Date: November 19, 2015
The Nutritional Panel for Extra Virgin Olive Oil is the same for any extra virgin olive oil, and you probably don’t need it.
The picture above, is an example of what the nutritional label should look like for extra virgin olive oil. No matter what variety, or where you are in the world, it’s always the same because the ingredient is the same: extra virgin olive oil. Therefore, it’s commonly referred to as a commodity.
Nutritional panels are regulated by the FDA in the US – I’ve included several links below to gain additional information.
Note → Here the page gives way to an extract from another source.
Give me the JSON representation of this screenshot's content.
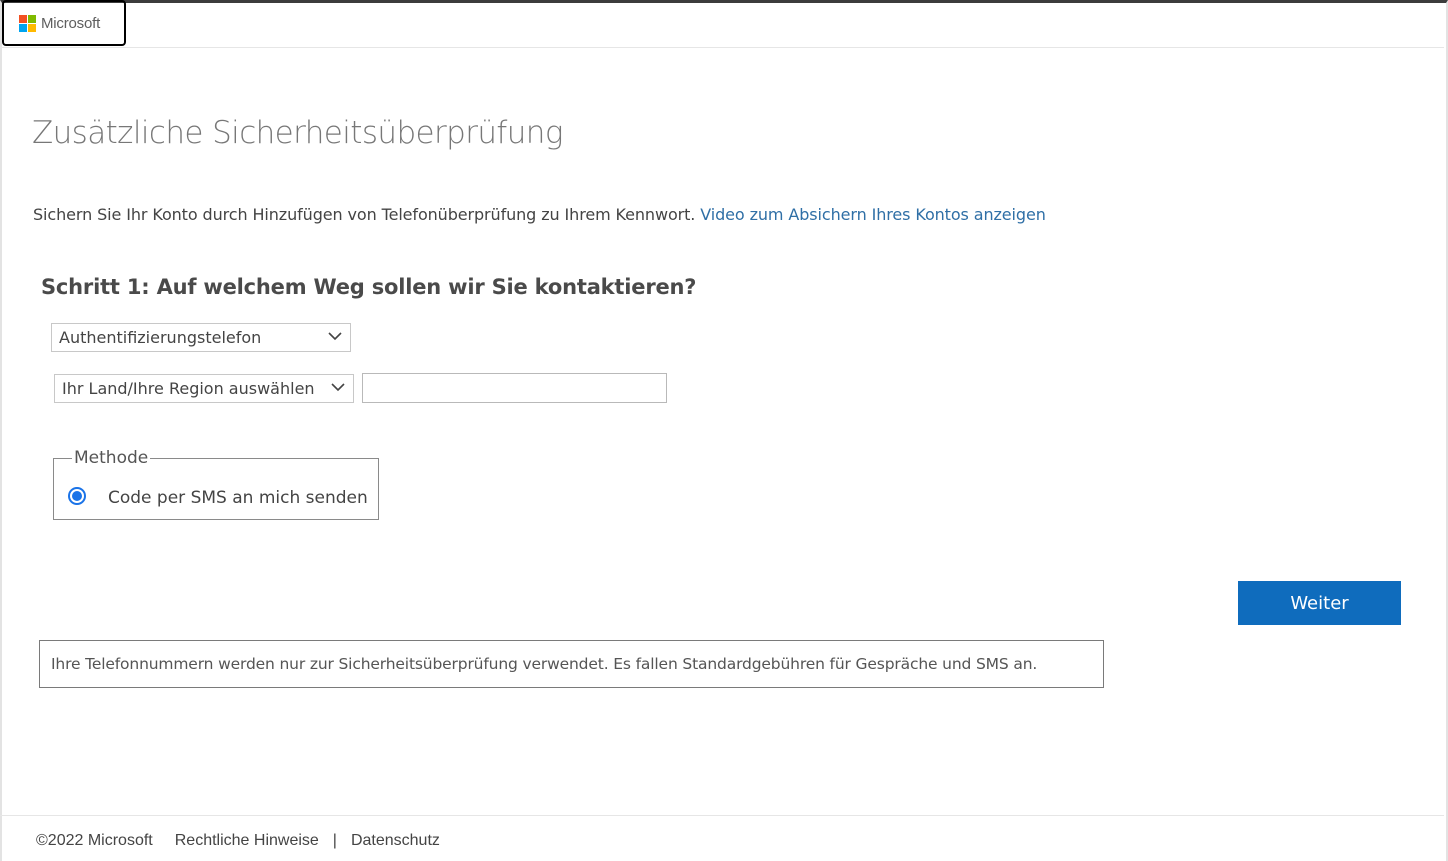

Unless you really feel it’s important to have a nutritional panel on your label, or maybe you are planning on taking your product nationally into every major gourmet food store and grocery chain (high-five, that’s awesome!), it’s not required for extra virgin olive oil. Here are a couple reasons:
- FDA Small Business Exemption of Nutritional Labels – you qualify if you employ less than 100 full-time employees, and sell less than 100,000 units of an individual label in a year. This includes darn-near everyone in the California industry.
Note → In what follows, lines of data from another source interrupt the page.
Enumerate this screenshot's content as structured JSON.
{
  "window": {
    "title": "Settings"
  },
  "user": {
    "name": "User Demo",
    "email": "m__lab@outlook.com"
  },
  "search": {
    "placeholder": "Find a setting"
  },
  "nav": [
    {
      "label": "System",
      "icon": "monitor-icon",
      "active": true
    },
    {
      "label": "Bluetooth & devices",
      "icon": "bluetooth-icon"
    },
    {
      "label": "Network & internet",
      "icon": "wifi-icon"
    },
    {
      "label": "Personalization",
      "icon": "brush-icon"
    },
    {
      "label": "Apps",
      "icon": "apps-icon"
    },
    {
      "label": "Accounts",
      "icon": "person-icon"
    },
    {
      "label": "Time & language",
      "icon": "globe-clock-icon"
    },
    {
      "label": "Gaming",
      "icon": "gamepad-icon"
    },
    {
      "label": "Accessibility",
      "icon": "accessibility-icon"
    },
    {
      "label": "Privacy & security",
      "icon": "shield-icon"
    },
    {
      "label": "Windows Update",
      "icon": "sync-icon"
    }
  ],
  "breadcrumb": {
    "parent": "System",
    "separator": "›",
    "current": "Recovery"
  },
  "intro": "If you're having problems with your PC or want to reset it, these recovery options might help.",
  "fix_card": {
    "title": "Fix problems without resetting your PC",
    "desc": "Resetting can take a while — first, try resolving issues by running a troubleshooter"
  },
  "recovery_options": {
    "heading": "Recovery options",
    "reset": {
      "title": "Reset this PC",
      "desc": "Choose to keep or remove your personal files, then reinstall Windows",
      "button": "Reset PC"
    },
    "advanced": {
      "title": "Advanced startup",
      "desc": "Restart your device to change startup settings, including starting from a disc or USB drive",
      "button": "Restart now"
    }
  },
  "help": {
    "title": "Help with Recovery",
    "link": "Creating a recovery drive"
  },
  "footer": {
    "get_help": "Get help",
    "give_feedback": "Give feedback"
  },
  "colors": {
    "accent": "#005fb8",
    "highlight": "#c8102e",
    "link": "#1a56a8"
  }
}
- Exemption for raw produce – As quoted by the FDA “Nutrition labeling for raw produce (fruits and vegetables) and fish is voluntary. We refer to these products as “conventional” foods.” Extra virgin olive oil being a raw product, falls into this category.
Here is a list of mandatory information that should appear on your label for any food product:
- Statement of identity – identifying the contents
- Net quantity of contents in two forms, most common for extra virgin olive is “fl oz” and “ml.”
- Ingredient statement
- Name and address of manufacturer, packer or distributor
- Website (my recommendation purely for marketing, so that customers know where to buy more, how to contact you, and find out more about you and your awesome product)
Everything you need to know about nutritional labeling (FDA): click here
Food labeling guide (FDA): click here
Thank you, and good luck!